*Work request:* Go through the records below and show every line with the string "technical".

--- Task inputs ---

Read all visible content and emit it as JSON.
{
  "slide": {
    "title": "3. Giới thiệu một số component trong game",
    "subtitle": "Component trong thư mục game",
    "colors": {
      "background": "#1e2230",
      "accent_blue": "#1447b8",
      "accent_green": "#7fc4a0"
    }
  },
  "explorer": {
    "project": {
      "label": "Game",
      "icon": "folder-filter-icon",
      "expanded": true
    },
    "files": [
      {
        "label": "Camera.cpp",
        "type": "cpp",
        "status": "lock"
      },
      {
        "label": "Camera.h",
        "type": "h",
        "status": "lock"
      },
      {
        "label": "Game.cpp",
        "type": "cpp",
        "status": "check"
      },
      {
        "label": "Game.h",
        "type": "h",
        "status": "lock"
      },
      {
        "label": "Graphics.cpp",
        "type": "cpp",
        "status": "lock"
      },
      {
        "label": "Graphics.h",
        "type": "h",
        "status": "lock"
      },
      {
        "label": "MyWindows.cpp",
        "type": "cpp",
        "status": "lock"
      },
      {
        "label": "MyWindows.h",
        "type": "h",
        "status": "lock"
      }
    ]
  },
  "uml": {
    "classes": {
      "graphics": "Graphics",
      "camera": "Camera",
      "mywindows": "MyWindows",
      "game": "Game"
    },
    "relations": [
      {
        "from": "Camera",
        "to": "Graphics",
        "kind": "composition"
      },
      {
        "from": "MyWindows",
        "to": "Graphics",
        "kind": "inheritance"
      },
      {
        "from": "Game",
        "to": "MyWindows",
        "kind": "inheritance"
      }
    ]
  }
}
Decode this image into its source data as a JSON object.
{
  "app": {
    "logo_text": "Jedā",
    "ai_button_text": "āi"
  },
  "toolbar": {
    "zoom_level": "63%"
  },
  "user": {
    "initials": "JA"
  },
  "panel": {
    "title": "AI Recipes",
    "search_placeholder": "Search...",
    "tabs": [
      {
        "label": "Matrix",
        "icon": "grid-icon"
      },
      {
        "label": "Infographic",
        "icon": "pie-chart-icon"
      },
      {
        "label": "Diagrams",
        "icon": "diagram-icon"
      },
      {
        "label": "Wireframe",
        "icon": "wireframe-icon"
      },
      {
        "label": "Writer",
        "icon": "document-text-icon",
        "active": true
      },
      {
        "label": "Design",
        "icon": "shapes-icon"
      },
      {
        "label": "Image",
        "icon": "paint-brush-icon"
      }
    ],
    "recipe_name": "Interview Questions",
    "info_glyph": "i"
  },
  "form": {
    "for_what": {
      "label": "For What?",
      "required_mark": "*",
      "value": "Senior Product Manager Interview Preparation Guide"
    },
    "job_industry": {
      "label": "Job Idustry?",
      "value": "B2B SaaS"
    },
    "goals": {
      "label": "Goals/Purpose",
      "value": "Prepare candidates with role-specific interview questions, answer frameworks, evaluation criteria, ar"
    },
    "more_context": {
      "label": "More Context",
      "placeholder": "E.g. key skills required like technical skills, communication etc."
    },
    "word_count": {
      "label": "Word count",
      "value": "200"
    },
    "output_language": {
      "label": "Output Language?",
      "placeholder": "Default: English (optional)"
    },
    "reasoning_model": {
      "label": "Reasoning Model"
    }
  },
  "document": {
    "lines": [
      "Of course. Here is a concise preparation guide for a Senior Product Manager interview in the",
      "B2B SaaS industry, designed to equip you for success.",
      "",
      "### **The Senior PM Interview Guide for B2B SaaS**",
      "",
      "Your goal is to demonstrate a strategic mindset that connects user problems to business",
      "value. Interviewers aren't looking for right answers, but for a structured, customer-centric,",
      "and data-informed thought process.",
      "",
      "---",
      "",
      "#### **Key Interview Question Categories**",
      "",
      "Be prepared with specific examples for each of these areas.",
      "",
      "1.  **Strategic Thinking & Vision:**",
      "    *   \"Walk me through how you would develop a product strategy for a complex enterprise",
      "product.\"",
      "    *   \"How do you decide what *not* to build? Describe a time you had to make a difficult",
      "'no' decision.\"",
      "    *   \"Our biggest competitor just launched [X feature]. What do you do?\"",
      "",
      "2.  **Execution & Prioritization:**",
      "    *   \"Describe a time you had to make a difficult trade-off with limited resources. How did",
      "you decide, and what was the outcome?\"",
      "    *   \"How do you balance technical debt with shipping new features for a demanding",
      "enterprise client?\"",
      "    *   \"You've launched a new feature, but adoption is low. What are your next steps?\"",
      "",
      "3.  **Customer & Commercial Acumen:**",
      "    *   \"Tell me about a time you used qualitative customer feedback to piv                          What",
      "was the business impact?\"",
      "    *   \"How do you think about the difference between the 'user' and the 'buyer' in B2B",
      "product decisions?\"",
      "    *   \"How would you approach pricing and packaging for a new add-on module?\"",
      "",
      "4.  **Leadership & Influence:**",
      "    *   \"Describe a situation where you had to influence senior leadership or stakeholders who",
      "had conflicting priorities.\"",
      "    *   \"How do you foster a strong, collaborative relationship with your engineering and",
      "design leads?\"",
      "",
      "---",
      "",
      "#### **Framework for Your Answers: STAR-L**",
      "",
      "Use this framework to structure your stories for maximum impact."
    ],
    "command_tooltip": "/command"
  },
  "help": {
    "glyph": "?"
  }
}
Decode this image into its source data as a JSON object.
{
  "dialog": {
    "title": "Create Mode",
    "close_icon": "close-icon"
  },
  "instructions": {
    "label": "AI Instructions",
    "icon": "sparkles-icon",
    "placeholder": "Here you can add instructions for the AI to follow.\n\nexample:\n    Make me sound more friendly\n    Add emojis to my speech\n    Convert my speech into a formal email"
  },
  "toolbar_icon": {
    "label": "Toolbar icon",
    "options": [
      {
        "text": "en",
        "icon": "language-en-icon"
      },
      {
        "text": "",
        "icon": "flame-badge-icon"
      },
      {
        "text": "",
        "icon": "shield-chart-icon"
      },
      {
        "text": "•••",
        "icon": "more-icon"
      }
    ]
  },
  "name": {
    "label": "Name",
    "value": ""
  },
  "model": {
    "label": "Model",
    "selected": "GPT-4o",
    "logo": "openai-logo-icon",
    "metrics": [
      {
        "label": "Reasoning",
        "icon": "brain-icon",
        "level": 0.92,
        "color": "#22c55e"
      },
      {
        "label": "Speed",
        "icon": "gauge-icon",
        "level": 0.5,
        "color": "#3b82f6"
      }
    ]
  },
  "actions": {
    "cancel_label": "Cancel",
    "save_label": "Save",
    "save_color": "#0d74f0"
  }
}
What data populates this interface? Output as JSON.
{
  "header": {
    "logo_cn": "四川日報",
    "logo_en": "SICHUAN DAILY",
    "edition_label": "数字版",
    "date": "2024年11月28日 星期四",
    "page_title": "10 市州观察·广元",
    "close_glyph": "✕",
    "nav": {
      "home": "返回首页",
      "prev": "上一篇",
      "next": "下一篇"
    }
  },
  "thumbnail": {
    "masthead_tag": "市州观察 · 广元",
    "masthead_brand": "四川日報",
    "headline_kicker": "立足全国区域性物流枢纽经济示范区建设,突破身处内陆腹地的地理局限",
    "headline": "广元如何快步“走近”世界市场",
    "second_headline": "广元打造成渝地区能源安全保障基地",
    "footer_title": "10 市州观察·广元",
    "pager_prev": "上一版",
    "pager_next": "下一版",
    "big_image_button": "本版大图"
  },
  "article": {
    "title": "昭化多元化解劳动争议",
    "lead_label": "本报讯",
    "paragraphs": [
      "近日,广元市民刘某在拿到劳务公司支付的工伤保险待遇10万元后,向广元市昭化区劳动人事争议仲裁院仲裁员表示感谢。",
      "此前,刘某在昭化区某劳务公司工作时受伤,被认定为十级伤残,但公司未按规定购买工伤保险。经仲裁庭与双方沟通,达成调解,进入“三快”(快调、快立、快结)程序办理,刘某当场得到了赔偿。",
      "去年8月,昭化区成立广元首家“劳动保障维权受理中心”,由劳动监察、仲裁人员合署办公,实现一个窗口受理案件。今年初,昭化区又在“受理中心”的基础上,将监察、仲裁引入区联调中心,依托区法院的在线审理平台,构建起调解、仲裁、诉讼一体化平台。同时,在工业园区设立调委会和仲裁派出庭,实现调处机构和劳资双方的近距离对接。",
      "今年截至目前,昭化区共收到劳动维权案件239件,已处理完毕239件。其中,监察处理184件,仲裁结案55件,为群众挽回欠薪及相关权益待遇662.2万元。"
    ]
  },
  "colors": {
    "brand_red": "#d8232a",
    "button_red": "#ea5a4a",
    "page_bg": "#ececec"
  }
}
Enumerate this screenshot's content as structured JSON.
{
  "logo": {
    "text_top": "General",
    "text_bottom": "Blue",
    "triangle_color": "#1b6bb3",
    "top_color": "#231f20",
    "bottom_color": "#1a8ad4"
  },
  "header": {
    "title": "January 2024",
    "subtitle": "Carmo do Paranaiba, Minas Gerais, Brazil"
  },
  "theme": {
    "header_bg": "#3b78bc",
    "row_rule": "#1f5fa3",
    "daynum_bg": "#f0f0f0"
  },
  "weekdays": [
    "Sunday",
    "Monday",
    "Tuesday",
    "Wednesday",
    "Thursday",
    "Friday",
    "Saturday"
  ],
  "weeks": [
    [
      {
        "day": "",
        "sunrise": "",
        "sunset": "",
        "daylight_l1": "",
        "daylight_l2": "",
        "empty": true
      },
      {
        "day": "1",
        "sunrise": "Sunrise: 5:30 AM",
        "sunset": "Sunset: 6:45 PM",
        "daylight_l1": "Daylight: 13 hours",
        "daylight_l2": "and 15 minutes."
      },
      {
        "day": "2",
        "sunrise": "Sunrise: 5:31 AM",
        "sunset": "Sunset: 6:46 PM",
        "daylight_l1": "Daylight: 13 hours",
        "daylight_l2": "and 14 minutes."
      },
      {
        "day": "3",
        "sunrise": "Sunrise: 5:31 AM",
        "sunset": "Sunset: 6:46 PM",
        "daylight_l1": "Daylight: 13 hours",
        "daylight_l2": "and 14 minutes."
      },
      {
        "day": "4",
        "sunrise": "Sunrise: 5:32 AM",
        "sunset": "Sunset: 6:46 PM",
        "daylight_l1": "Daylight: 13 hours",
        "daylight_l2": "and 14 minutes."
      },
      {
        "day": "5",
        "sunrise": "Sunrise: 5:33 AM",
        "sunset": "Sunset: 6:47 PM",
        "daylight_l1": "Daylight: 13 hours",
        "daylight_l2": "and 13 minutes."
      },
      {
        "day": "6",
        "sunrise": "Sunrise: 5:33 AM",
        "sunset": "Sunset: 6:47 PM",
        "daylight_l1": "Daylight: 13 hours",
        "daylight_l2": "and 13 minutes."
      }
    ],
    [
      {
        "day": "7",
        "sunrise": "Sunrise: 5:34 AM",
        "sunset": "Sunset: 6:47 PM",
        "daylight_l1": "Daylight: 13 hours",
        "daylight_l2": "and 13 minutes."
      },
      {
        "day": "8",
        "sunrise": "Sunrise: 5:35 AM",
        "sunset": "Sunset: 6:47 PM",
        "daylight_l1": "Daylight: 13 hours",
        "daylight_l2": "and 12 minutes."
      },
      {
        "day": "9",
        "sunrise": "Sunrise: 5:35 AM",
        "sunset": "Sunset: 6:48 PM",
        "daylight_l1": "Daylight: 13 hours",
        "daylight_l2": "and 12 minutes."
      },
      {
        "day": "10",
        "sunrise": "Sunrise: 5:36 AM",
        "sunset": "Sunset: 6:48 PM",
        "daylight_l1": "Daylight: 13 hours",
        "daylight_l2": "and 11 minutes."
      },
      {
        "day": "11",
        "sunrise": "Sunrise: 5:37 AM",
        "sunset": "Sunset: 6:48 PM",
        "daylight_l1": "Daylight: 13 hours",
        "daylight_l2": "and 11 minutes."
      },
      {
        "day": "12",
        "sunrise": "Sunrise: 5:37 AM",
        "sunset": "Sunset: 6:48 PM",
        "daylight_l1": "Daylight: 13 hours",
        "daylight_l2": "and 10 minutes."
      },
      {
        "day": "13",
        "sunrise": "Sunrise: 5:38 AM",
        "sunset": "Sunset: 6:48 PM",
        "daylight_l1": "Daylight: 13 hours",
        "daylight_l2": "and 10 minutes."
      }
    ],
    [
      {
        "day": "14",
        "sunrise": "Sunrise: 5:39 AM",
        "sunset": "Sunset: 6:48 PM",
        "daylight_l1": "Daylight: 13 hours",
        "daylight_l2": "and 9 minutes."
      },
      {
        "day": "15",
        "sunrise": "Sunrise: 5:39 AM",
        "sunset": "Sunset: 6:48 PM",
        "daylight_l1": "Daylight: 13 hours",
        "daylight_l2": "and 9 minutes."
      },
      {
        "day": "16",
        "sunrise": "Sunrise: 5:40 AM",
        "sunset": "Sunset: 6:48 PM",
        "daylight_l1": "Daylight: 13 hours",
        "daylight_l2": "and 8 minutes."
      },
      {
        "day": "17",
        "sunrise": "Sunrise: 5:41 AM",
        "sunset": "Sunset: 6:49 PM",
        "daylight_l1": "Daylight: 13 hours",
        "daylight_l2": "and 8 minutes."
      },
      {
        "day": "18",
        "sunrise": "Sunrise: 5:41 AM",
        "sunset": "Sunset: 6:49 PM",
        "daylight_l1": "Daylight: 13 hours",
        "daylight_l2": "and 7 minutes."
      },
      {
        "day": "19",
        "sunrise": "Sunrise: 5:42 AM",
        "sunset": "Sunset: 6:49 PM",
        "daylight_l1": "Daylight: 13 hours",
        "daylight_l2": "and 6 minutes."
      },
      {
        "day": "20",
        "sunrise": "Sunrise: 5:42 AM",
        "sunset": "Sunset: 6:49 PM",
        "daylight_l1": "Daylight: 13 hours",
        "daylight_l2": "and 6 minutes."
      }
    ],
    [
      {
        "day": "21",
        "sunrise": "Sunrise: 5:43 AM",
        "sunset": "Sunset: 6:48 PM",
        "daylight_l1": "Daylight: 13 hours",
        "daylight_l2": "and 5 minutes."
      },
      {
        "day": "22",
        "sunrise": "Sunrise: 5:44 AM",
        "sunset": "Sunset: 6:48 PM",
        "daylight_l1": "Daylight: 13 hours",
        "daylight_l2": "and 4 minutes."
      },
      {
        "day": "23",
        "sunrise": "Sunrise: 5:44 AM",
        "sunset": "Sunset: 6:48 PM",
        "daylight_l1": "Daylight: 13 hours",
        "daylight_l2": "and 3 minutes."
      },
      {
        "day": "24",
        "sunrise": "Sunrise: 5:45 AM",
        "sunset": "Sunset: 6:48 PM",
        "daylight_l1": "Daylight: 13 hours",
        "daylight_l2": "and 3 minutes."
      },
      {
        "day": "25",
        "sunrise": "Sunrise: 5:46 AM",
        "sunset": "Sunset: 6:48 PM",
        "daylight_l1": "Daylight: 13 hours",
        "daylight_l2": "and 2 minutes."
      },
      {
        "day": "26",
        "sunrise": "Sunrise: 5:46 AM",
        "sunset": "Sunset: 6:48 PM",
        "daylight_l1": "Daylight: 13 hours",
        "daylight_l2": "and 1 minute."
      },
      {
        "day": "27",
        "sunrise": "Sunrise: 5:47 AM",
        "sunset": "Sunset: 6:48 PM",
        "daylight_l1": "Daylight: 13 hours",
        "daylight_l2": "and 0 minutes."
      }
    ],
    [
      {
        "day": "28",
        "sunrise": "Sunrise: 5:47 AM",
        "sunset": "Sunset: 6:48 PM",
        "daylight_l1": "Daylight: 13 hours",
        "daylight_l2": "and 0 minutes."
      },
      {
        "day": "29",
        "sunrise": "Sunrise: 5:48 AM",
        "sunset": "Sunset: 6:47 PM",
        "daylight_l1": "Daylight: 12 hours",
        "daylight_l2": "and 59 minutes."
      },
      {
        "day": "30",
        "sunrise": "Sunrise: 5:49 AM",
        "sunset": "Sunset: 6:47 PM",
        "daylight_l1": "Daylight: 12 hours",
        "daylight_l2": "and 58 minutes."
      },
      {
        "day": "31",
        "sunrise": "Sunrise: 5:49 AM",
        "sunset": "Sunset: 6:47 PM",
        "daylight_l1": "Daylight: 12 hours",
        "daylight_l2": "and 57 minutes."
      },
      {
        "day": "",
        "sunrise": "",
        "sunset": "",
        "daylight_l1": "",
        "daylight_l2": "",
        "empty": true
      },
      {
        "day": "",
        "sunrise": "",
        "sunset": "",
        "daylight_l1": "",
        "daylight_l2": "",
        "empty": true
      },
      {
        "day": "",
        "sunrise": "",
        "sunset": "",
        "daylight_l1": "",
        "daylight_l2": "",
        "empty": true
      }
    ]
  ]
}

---

*Problem solution:*
      "placeholder": "E.g. key skills required like technical skills, communication etc."
      "    *   \"How do you balance technical debt with shipping new features for a demanding",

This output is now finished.